Backpacking and Bipolar II. Taking Manic Depression on tour.
#Bipolar #mentalillness #Paranoia #misunderstandings #Mania #Depression #Manic #Depressed #paranoid #manicdepression #Bipolarbum #moodswings
Probably one of the most damaging aspects of my illness pre-diagnosis was the effect it had on my relationships, particularly friendships. Close friends would be under the closest scrutiny, given the amount of time I spent with them, and when your perceptions are skewed, all kinds of explosive misunderstandings can and frequently do happen. I would fixate on perceived attacks or sly digs and before long, I would be on a collision course with whoever I saw to be the ‘guilty party’. The best defence was always a good offence in my case and friends could often find themselves subject to a verbal bombardment, apparently out of nowhere.
Voltaire’s definition of madness again becomes useful.
“[Madness is] to have erroneous perceptions, and to reason correctly from them.”
When you are mentally ill, you CONSTANTLY misinterpret things that are done and said, or assign far greater weight and meaning to throw away comments than is healthy or helpful for you to do. In the past I have absolutely OBSESSED over percieved slights and possible insults. This silent obsession rarely culminated in anything other than an explosive declaration on my part that the friendship had reached its end and that I didn’t want anything more to do with the person who had offended me.
This has happened enough in my life that I can say there is a trend.
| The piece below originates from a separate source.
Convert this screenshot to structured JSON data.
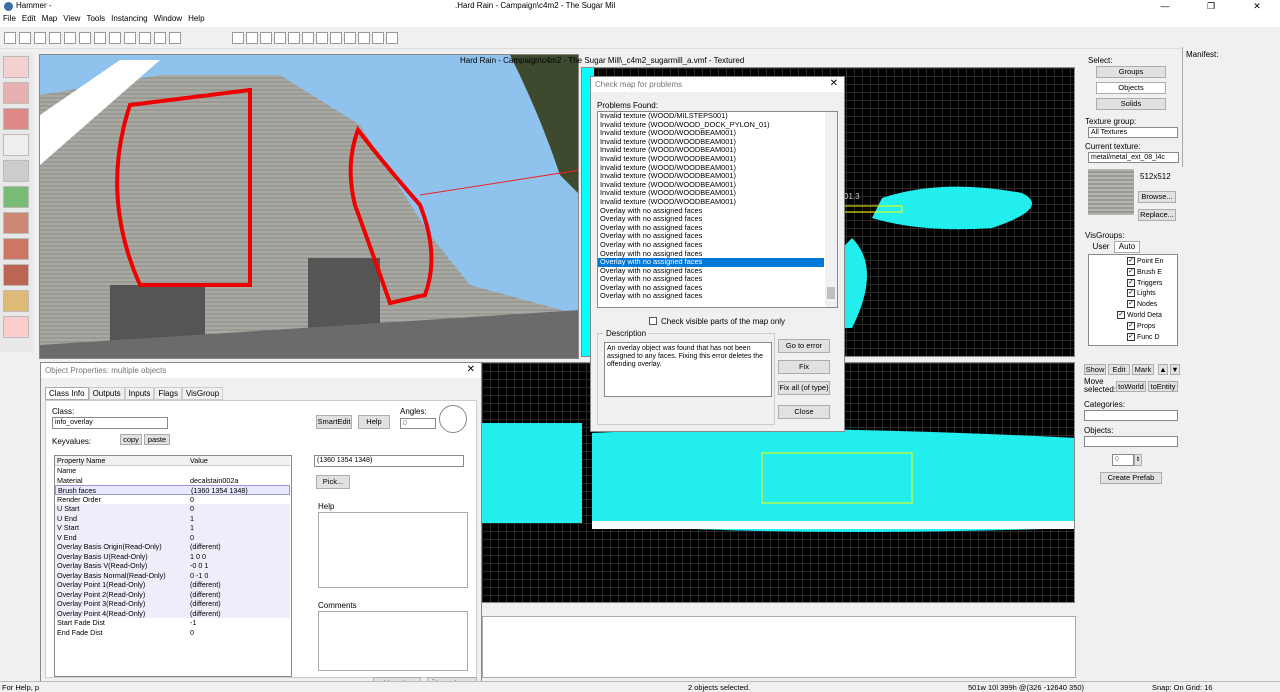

My closest friends to date have either fallen victim to this treatment at one time or another, or they’ve witnessed it first-hand and make a special effort to not incense me. I currently have a former-friend on facebook (Who I had been friends with for more than ten years) trying to get in touch with me, find out what he did wrong and make amends. The problem is I can’t remember all the things that he did wrong, I aren’t sure if I imagined it or if he really did make remarks against me and this leaves me in an awkward situation. I feel as though I can do nothing but err on the side of caution. I’ve ignored him and don’t intend to rekindle a friendship. I couldn’t do so honestly and I don’t feel like having a huge argument with someone.
I am a good friend. I would kill for my closest friends. They are my chosen family. I’m secure in the knowledge that having me as a friend is generally a positive thing. The problem lies in how quickly I can decide that someone has ceased to be my friend. To hear things said that aren’t explained fully, when I am depressed or irritable – my mental backstabber, BipolarII, decides to weigh all of my intellectual bandwidth into exploring ways in which the statement that has set me off, was definitely about me. When I am down – anything negative that starts with “Some people…”, “Don’t you hate it when…” and “There’s nothing worse than a person who…” – are taken to be about me.
This is yet another reason why mental illness requires CONSTANT dilligence in order to live with. Should I let go of the reigns at the wrong moment – I won’t even be aware of how wrong my thinking is until I find myself almost capsized with a headache and feelings of loneliness and betrayal.
In the same way as the best way of losing weight is to never put it on in the first place – Coming back from one of these episodes is a million times more difficult than arresting the thoughts earlier and pointing a spotlight at the cracks in their foundations.
Usually I will put my concerns openly and directly to the person involved and give them a chance to either tell me I’m wrong or apologise for what they’ve said, or to stand by it. Any of these is better than allowing myself to ruminate for what could be weeks and have my mind poisoned with loneliness, vitriol and self-hatred.
Do any of you find yourselves ‘under attack’ like this? How do you deal with it? Is there a way of safeguarding your relationships from this? I want to hear from you.
All the best,